Pot is often categorized in two overly simplistic ways, as either an indica or a sativa strain. The indica makes you sleepy, the sativa, hyper. But that nomenclature is based on old information. Back in the ’70s, narrow-leaf sativa strains tended to produce a more euphoric plant, and broad-leaf indica a more sedating one. We still use those terms to describe characteristics of pot, regardless of whether a given strain actually has any indica or sativa lineage. “People talk about strains that are good for sex, or eating food, or playing with your kids,” Holmes says. “Some are good for arthritis.” But because strains are so frequently mislabeled today, it’s nearly impossible to know whether the Sour Diesel that once relieved your migraines is going to be the same Sour Diesel next time you go looking for it. “Very rarely do even the growers know what they’re growing,” Holmes says. Once his DNA map is complete, Holmes believes it will give growers a better way to understand their horticulture and consumers a better way to understand their product.
The scientist is also hoping to solve some intriguing mysteries. We know that much of the pot consumed today in the U.S. has roots in strains smuggled here from Afghanistan and Thailand in the 1960s, but there was cannabis in America before that, before prohibition. Where did that originate, and what can it tell us about ancient migratory patterns of the human race? Cannabis is one of the few plants carried all over the world, over the past 10,000 years. Tracing its genetics could tell us something we didn’t know before about where humans traveled and when.
Heady stuff. And even answering those questions seems like first steps. When he has a more complete picture of cannabis’s genetic makeup, Holmes intends to work with growers to create hundreds of new strains with specific genomic traits.

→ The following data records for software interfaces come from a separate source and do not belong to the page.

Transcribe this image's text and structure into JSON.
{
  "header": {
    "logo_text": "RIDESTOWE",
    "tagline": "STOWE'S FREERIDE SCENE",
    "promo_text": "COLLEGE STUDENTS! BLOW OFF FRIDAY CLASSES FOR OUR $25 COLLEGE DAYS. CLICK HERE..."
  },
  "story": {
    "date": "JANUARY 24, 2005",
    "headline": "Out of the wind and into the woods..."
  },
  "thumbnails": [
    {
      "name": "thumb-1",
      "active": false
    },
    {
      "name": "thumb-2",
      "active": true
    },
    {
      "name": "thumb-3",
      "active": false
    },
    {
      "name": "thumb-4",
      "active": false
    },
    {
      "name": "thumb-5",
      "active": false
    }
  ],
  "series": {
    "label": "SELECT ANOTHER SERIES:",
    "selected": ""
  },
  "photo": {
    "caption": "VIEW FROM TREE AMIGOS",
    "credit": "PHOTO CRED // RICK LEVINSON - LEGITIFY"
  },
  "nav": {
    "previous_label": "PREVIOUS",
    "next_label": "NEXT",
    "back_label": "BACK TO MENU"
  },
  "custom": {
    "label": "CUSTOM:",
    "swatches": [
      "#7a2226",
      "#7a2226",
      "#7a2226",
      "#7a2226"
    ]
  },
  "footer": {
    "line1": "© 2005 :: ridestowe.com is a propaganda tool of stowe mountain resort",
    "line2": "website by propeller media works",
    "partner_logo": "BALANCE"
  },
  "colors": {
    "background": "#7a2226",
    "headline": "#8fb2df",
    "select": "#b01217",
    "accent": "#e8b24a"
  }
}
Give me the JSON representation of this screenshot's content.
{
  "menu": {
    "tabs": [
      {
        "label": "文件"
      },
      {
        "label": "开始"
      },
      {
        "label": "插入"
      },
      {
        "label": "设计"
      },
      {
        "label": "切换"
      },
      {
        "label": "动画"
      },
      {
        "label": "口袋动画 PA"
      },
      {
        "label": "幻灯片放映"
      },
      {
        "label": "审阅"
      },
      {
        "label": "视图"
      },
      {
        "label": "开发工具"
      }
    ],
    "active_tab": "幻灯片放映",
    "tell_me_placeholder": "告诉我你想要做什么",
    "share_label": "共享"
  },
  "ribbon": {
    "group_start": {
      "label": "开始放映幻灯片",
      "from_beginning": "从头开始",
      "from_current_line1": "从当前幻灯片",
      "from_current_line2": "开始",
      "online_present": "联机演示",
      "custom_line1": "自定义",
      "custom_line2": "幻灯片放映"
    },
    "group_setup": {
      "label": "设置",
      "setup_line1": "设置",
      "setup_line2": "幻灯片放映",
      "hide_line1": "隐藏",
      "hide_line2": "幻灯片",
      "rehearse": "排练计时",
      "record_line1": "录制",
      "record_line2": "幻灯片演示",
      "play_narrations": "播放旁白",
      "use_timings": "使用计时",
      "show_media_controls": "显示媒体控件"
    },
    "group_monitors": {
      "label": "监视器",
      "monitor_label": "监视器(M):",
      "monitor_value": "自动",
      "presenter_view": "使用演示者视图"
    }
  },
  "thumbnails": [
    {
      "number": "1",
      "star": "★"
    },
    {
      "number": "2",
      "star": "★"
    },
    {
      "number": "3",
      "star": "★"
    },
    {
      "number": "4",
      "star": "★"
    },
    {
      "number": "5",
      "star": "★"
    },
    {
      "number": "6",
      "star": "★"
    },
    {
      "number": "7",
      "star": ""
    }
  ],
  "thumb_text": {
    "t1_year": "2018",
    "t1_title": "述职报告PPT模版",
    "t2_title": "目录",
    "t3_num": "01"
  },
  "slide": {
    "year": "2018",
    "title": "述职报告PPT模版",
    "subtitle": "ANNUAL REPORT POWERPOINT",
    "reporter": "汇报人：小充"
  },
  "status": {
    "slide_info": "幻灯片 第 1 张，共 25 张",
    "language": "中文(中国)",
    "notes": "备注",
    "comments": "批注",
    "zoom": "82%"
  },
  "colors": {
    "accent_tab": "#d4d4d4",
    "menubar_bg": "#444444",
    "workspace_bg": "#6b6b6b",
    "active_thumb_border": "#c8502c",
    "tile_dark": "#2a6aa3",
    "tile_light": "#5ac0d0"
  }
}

The popular pot strain Blue Dream might have a particular array of terpenes—the compounds that impart flavor and aroma to the plant—directly connected to boosting energy in the user, for example. What if a new strain could be grown that enhances that particular effect? Cannabis is already the most hybridized plant on Earth. But its evolution has only just begun.